What role should science centers play in addressing complex ethical issues in the biomedical and life sciences, such as embryonic stem cell research, cloning, global warming, genetically modified foods, and vaccine safety? In the session “Why Don’t They Understand? Public Perception of Controversy in Science” on October 18 at the ASTC Annual Conference, Arthur Caplan, director of the Center for Bioethics at the University of Pennsylvania in Philadelphia, urged science centers to engage the public in ethical issues directly, particularly in exhibitions.
Caplan asserted that the public must understand science and bioethics in order to vote on controversial issues, manage their own health, and remain competitive in their jobs. Yet science centers tend to address ethics at the very end of exhibitions, if it all, according to Caplan. “Ethics and values should be the leading issue to hook people into the exhibition,” he said. “Ethical issues are at the core of what the public needs to know about science.”

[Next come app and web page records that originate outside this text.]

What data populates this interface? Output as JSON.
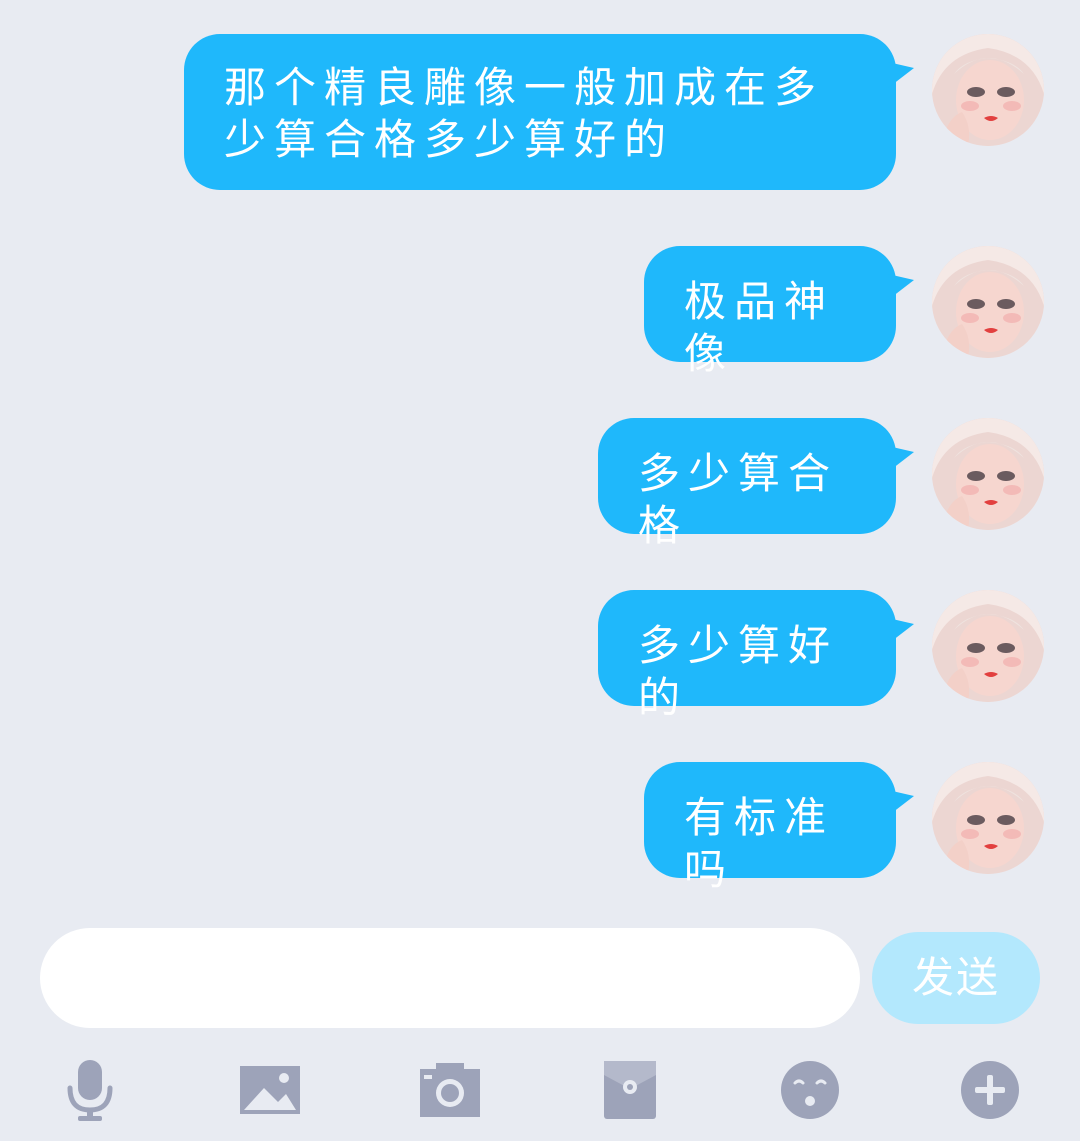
{
  "messages": [
    {
      "text": "那个精良雕像一般加成在多少算合格多少算好的",
      "sender": "self"
    },
    {
      "text": "极品神像",
      "sender": "self"
    },
    {
      "text": "多少算合格",
      "sender": "self"
    },
    {
      "text": "多少算好的",
      "sender": "self"
    },
    {
      "text": "有标准吗",
      "sender": "self"
    }
  ],
  "composer": {
    "input_value": "",
    "placeholder": "",
    "send_label": "发送"
  },
  "toolbar": {
    "icons": [
      "microphone-icon",
      "image-icon",
      "camera-icon",
      "red-packet-icon",
      "emoji-icon",
      "plus-icon"
    ]
  },
  "colors": {
    "background": "#e8ebf2",
    "bubble": "#1fb8fb",
    "send_button": "#b3e8fd",
    "icon": "#9da3b9"
  }
}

Caplan reminded exhibition designers not to assume that the public knows what science is or understands the scientific method. He also encouraged science centers to treat religious points of view with respect when discussing controversial issues. “It’s time to end the increasingly toxic stand-off between secular arrogance about religion and religious know-nothingness about science,” he said.

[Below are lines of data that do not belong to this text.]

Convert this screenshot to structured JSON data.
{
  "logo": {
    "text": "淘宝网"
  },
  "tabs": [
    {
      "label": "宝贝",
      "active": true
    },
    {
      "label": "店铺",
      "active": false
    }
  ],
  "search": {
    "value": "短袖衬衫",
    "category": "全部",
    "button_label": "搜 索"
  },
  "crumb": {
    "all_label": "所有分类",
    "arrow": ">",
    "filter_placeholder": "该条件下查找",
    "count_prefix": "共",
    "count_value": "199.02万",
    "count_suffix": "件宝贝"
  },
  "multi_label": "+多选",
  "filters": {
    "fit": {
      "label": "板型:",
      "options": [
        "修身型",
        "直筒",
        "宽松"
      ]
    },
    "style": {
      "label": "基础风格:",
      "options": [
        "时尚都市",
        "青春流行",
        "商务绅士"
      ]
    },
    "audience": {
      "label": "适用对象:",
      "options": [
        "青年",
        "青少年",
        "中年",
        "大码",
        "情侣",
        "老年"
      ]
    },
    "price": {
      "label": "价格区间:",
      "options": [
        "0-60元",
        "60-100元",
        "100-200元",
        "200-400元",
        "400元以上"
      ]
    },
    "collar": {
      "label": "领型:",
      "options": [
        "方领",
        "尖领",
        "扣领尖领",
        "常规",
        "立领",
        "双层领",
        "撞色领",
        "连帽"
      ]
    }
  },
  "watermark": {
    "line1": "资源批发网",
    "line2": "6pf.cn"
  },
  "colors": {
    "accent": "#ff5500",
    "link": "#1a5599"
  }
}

About the image: Arthur Caplan discusses science centers’ role in addressing ethical issues. Photo by Christine Ruffo